(Records for this exercise begins)

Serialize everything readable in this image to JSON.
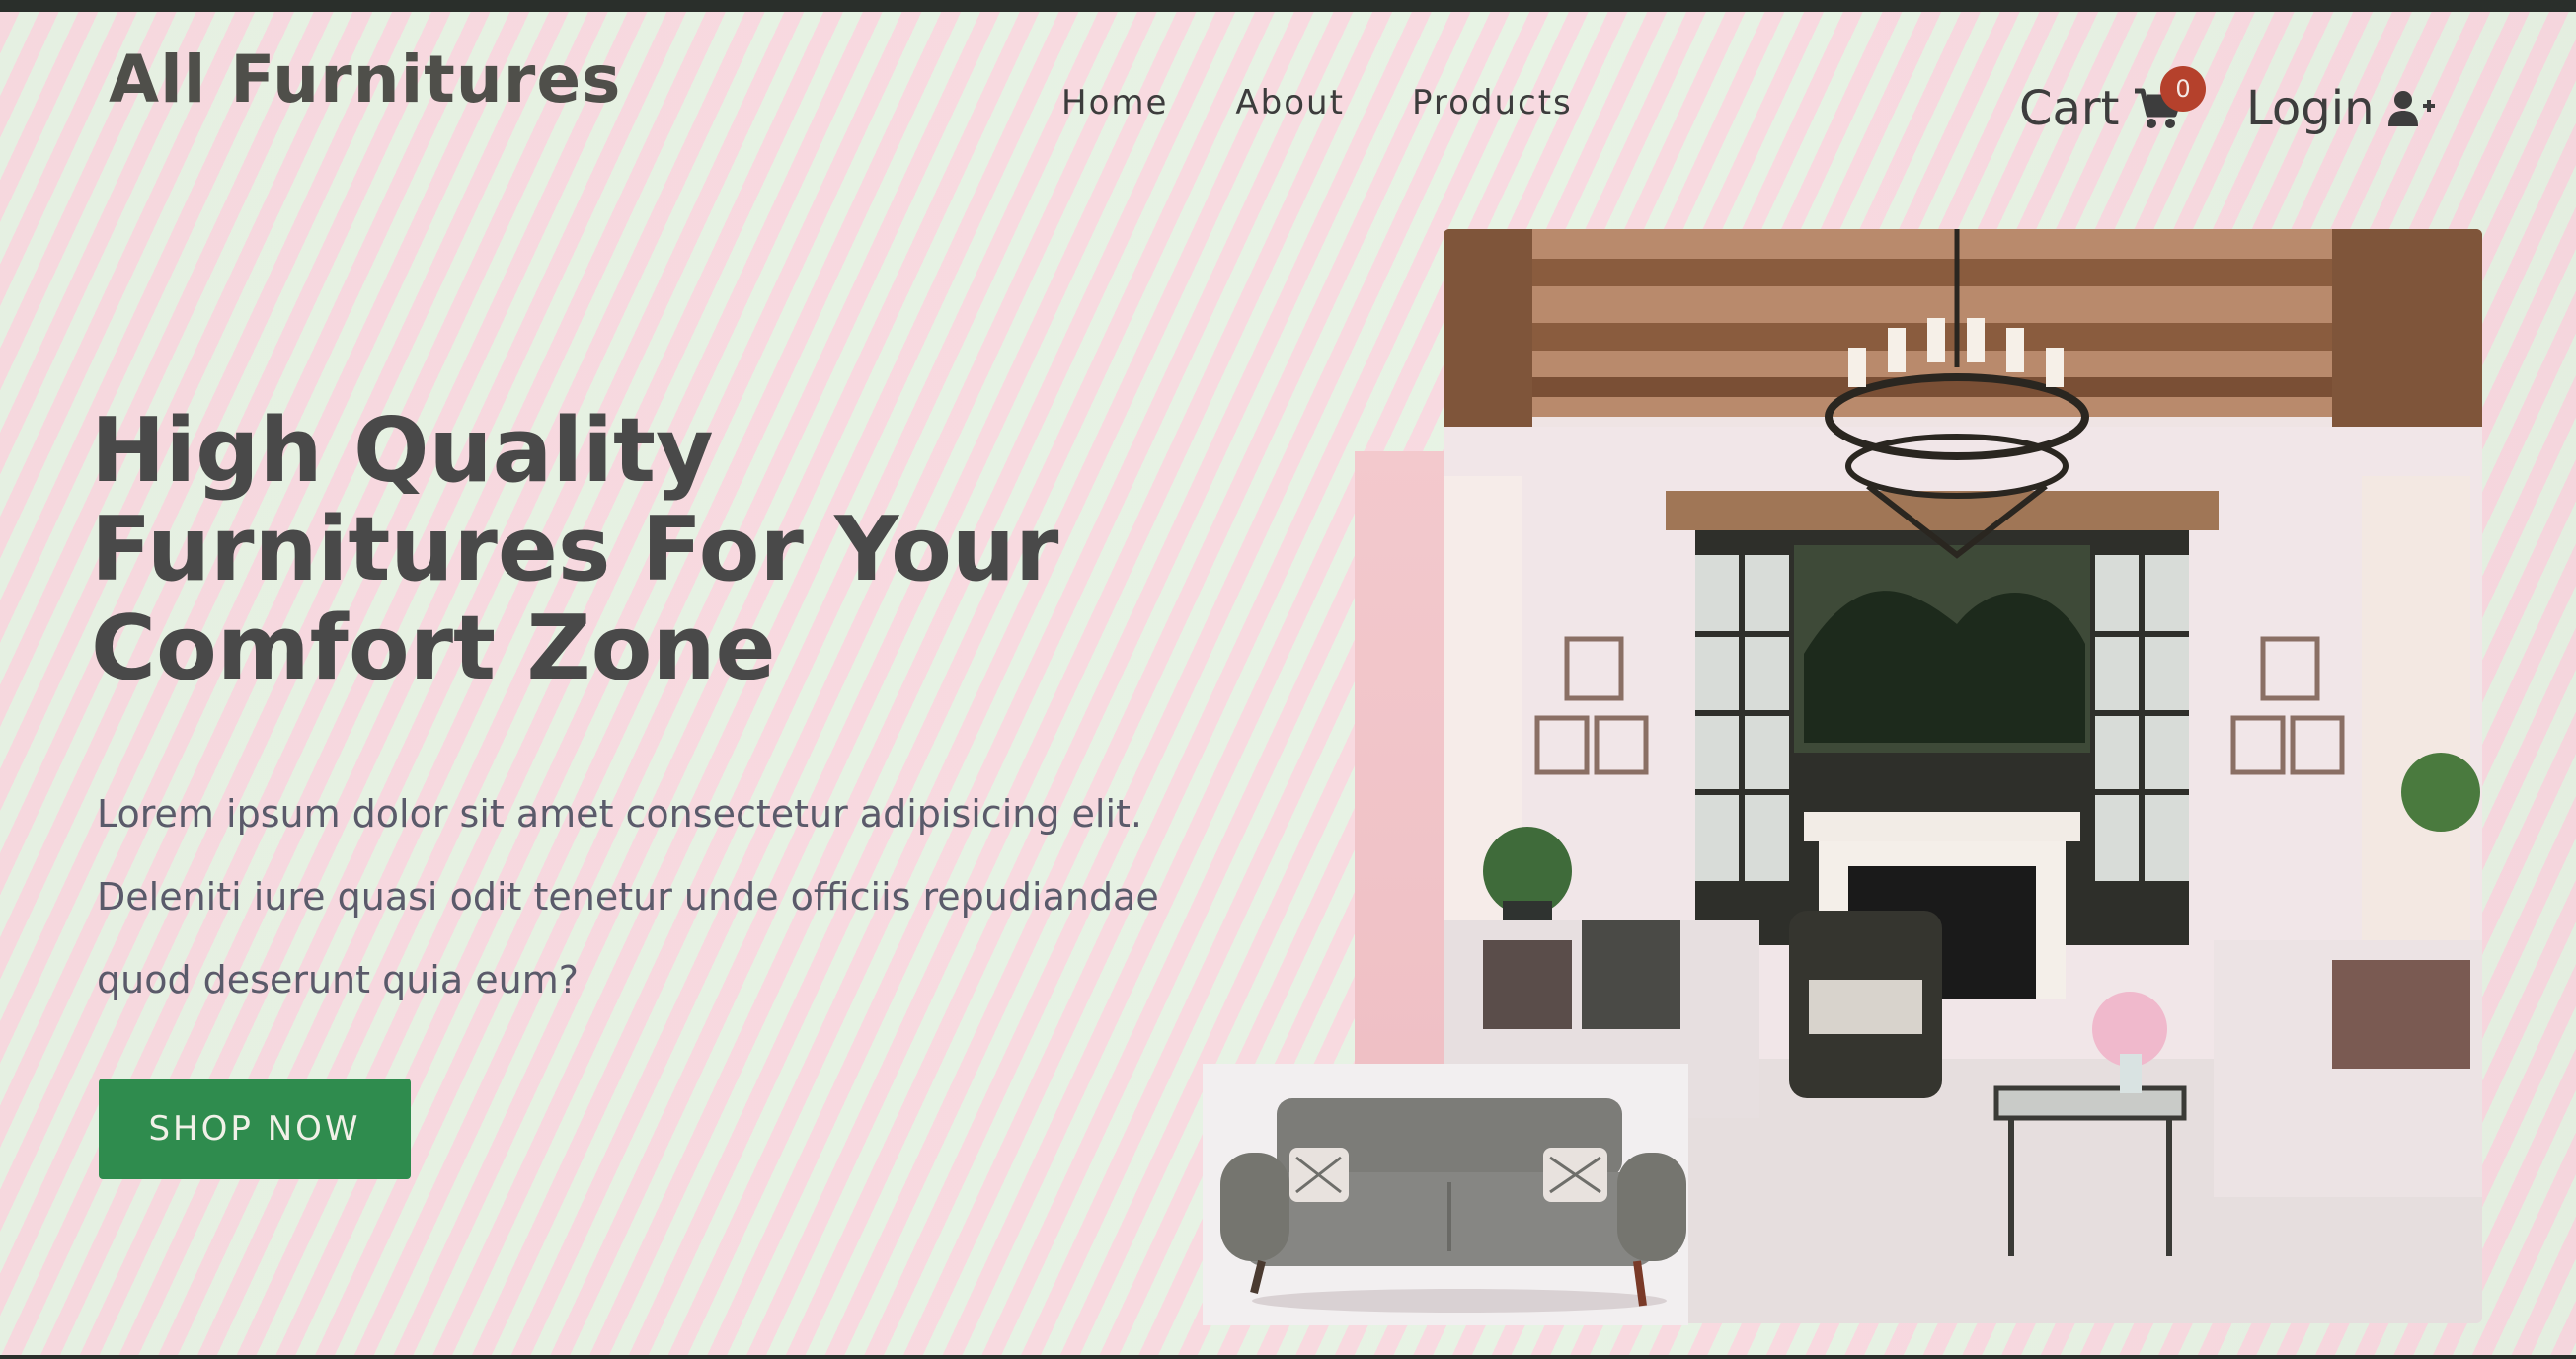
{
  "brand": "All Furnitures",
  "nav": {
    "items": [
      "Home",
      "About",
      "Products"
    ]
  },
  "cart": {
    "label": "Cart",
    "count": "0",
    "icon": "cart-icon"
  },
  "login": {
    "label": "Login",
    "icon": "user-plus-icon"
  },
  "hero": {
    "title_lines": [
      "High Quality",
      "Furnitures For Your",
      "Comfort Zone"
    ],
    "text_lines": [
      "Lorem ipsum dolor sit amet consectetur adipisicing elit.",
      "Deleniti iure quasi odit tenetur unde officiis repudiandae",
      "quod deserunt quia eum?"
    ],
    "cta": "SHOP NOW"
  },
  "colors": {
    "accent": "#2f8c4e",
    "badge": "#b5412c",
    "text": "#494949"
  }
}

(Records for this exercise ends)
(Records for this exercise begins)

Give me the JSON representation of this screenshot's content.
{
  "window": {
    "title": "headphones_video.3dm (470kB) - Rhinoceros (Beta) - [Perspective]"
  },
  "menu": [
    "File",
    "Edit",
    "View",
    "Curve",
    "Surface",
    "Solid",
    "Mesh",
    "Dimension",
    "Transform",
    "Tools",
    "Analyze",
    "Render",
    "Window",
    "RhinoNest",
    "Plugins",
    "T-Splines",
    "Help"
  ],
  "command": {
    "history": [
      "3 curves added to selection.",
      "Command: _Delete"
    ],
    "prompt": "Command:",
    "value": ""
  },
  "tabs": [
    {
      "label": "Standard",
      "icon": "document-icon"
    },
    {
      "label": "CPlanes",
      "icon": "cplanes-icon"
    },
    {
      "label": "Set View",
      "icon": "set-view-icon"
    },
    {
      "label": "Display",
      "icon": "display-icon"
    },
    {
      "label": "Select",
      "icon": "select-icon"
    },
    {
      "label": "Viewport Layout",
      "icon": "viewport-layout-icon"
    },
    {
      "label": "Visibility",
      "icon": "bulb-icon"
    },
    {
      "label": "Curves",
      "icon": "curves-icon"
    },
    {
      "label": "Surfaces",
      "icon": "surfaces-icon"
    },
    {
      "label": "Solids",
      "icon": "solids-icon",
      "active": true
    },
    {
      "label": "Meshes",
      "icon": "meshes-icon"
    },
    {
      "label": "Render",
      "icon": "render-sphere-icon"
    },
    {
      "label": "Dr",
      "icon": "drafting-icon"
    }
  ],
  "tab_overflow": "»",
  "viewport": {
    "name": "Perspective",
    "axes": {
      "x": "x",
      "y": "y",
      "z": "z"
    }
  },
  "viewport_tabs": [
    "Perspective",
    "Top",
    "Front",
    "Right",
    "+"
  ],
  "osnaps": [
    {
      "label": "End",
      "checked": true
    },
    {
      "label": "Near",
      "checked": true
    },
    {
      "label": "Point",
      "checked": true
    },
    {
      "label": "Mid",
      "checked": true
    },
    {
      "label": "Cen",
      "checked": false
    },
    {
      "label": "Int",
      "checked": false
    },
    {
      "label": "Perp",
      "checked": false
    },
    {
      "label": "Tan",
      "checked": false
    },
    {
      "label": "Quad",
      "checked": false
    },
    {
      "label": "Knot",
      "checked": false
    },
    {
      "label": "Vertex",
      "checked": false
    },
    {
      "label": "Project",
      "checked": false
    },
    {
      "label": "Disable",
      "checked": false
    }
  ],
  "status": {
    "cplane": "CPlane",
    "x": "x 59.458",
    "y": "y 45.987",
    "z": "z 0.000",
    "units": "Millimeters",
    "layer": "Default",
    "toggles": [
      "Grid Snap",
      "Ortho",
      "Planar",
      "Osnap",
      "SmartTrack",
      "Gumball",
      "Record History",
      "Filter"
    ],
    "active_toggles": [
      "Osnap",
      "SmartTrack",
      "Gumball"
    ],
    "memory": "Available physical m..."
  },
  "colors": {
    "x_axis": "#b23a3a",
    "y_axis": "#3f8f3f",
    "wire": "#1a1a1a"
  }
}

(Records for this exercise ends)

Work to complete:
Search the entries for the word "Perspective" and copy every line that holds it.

Solution for this task:
    "title": "headphones_video.3dm (470kB) - Rhinoceros (Beta) - [Perspective]"
    "name": "Perspective",
    "Perspective",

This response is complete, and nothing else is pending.